(Interesting trivia: Neander gave his name to the Neander valley, or Neanderthal, a few miles outside Dusseldorf. The Neanderthal valley gave its name to the hominid species discovered in a cave in the valley. The name Neander is in turn a Greek version of the German surname Neumann (‘New Man’))
The version sung today in Methodist churches is based on the translation by Catherine Winkworth (1827-1878), a pioneer of women’s education in Britain. She made a number of translations of German hymns, and published two collections of hymns from the German. ‘Praise to the Lord’ was included in her second collection The Chorale Book for England (1863). Verses 1, 2 and 5 are basically by Winkworth; verse 3 is a new translation from the German by Rupert E. Davies and verse 4 first appeared in the English Hymnal (1906).

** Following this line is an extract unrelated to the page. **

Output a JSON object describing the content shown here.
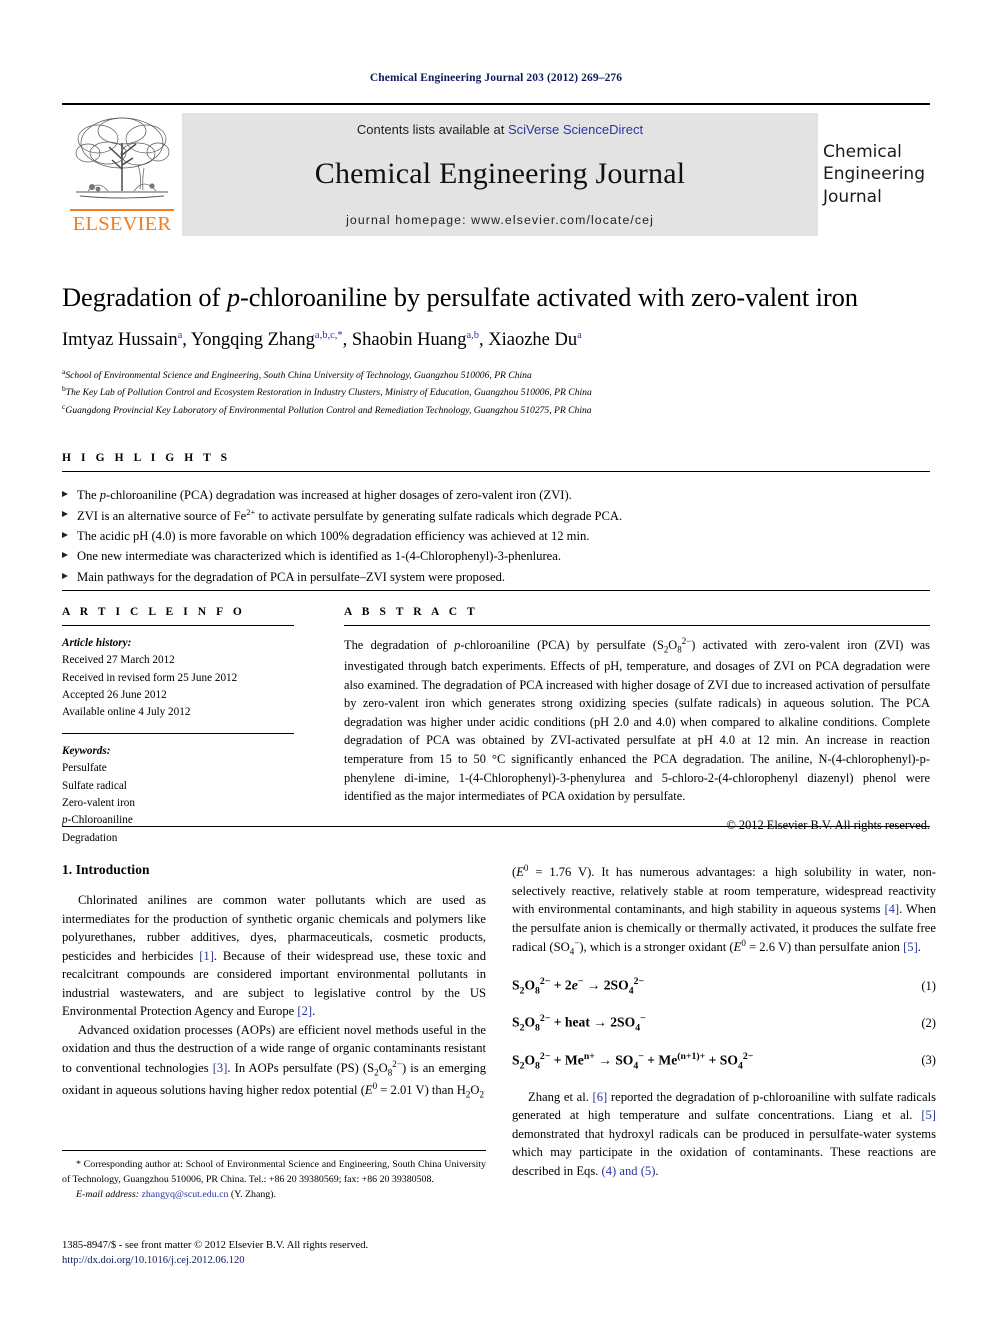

Praise to the Lord, the Almighty, the King of creation!
O my soul, praise him, for he is thy health and salvation!
All ye who hear, brothers and sisters draw near,
Praise him in glad adoration.
Praise to the Lord, who doth prosper thy work and defend thee;
Surely his goodness and mercy here daily attend thee.
Ponder anew what the Almighty can do,
Who with his love doth befriend thee.
Praise to the Lord, who doth nourish thy life and restore thee,
fitting thee well for the tasks that are ever before thee,
then to thy need he like a mother doth speed,
spreading the wings of grace o’er thee.
Praise to the Lord, who, when darkness of sin is abounding,
who, when the godless do triumph, all virtue confounding,
sheddeth his light, chaseth the horrors of night,
saints with his mercy surrounding.
Praise to the Lord! O let all that is in me adore him!
All that hath life and breath, come now with praises before him!
Let the Amen sound from his people again,
Gladly for aye we adore Him.
Joachim Neander (1650-1680) translated by Catherine Winkworth (1827-1878) and Rupert E. Davies (1909-1994)